> That is, OpenPGP smartcards are handed the computed hash and asked to
> sign that; AIUI, the smartcard does not generate, nor can it influence
> the value of the salt that was generated in the previous step.  So,
> from the perspective of the card, I think the signing operation is
> deterministic.

That is true - but the signing operation should be evaluated from the
outside perspective, not one internal operation in one possible design.
When seen from the outside, what is described in crypto-refresh appears
to be a randomized digital signature operation, unless I'm missing how
the random salt value is generated.  There is no reason a more
OpenPGP-aware smartcard couldn't take all inputs and generate the random
salt on board.

Deterministic signatures is a property that EdDSA helped establish as a
desired feature.  I wouldn't regard randomized signatures as a desirable
design in general today, but I don't see any direct attack on
crypto-refresh similar to the randomized digital signature problems in
ECDSA.  In my mind, the advantages of randomized digital signatures
happen when you design it to become a VRF, like VXEdDSA [1], but I don't

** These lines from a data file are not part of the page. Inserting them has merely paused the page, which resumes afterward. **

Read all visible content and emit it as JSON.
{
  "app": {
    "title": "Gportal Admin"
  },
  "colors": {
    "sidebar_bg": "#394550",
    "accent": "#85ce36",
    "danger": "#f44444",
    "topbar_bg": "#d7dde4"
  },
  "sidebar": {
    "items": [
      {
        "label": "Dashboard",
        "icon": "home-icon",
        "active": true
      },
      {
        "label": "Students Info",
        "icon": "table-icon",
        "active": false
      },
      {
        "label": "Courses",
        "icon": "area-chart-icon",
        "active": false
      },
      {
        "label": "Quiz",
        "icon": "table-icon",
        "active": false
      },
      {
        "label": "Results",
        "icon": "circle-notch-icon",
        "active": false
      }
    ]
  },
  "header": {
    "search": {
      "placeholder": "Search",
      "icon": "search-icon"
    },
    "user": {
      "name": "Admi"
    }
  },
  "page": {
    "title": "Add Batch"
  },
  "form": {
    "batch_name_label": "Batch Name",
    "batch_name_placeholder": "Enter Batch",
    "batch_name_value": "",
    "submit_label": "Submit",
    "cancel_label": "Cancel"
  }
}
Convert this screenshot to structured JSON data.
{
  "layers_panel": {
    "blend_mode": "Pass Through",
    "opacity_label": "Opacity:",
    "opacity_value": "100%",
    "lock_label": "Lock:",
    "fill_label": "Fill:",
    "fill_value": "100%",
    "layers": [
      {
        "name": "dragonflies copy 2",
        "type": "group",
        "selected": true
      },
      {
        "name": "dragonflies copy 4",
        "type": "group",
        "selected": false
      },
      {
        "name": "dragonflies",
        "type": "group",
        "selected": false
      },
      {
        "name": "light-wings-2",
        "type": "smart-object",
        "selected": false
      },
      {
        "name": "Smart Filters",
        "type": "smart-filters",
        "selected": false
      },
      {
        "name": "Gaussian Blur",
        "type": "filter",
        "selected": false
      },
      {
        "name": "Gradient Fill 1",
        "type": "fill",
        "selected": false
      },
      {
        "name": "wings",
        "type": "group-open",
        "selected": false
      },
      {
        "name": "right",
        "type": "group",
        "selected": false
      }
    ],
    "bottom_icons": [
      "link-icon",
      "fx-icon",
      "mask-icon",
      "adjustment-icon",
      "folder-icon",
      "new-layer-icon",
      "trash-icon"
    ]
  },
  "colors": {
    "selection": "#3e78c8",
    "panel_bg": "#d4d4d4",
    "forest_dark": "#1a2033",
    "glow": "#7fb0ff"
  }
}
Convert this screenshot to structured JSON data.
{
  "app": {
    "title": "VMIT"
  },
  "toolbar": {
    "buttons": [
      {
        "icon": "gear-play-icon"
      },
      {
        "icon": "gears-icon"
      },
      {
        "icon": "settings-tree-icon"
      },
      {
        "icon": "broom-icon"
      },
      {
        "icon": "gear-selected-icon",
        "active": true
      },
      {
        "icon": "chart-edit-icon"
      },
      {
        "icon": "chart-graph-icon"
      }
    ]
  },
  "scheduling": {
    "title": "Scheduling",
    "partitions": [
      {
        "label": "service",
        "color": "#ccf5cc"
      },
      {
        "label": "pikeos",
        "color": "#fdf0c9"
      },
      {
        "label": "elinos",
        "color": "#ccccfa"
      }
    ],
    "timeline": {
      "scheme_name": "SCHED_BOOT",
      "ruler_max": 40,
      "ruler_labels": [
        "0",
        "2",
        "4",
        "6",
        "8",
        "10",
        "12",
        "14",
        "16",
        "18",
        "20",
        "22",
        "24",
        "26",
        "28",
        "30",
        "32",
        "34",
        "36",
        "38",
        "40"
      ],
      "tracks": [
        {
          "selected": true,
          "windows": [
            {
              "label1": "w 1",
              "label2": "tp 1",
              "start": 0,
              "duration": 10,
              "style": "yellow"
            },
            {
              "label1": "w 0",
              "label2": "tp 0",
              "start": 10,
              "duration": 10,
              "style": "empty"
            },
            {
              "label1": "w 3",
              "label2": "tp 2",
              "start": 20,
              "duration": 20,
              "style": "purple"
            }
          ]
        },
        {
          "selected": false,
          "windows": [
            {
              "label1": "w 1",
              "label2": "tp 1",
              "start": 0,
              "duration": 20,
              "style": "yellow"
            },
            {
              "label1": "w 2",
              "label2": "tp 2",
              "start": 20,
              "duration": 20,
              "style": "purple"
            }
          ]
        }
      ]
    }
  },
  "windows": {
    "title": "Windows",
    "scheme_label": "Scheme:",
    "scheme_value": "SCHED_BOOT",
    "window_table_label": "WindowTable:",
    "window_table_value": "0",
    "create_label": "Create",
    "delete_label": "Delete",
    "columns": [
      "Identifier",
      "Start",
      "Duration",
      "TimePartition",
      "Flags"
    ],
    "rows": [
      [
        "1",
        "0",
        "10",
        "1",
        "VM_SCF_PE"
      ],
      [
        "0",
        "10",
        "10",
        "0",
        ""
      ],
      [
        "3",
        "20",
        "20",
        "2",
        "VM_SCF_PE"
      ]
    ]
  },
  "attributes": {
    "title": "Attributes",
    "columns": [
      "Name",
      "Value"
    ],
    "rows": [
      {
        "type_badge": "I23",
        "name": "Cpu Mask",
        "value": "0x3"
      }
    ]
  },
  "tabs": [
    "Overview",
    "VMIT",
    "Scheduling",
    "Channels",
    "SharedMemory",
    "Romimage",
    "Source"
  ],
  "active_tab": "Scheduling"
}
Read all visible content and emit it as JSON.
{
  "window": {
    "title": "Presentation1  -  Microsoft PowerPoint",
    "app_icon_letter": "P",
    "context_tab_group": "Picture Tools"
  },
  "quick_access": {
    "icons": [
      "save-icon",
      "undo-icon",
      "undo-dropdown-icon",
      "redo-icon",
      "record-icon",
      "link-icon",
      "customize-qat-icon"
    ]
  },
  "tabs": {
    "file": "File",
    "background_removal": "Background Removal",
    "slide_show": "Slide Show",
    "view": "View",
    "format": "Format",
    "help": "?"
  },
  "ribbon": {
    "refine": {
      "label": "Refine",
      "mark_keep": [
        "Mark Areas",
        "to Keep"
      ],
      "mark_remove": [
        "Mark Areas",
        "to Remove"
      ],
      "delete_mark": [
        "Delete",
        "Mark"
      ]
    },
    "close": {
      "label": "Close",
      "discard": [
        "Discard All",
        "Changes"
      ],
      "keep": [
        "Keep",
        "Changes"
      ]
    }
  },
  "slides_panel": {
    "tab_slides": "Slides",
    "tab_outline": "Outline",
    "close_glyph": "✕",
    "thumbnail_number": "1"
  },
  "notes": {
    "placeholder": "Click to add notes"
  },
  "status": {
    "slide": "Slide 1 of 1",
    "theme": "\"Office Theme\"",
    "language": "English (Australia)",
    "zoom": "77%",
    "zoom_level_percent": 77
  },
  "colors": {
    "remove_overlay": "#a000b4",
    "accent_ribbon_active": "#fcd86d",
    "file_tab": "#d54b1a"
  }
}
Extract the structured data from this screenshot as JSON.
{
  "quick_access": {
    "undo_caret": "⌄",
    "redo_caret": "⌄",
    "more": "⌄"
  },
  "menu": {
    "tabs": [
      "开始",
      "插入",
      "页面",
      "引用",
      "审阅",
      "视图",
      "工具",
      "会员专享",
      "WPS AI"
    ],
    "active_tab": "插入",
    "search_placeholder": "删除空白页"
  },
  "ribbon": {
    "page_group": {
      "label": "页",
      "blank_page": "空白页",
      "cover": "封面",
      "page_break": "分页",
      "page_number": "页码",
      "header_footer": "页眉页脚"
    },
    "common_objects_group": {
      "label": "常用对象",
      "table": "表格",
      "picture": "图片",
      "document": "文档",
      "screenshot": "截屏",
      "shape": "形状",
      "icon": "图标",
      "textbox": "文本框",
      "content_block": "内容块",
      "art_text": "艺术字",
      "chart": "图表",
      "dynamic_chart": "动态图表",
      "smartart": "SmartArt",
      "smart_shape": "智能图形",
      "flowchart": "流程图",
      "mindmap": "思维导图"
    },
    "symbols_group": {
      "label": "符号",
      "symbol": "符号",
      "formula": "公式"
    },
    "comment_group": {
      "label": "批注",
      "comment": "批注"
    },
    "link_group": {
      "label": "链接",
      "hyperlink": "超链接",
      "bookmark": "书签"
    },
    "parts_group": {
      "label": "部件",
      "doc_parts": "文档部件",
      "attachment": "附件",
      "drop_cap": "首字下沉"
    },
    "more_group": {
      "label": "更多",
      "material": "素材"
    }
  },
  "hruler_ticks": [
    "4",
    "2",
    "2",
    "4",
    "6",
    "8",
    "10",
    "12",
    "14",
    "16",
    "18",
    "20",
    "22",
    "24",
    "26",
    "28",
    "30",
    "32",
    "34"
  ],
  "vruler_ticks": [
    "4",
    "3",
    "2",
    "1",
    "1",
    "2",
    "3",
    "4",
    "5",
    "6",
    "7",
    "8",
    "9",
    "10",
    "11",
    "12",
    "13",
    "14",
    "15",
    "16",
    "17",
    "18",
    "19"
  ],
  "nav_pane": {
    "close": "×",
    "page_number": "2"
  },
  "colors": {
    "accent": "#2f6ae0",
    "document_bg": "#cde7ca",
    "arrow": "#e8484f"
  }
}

see any discussion that this is a design goal in crypto-refresh.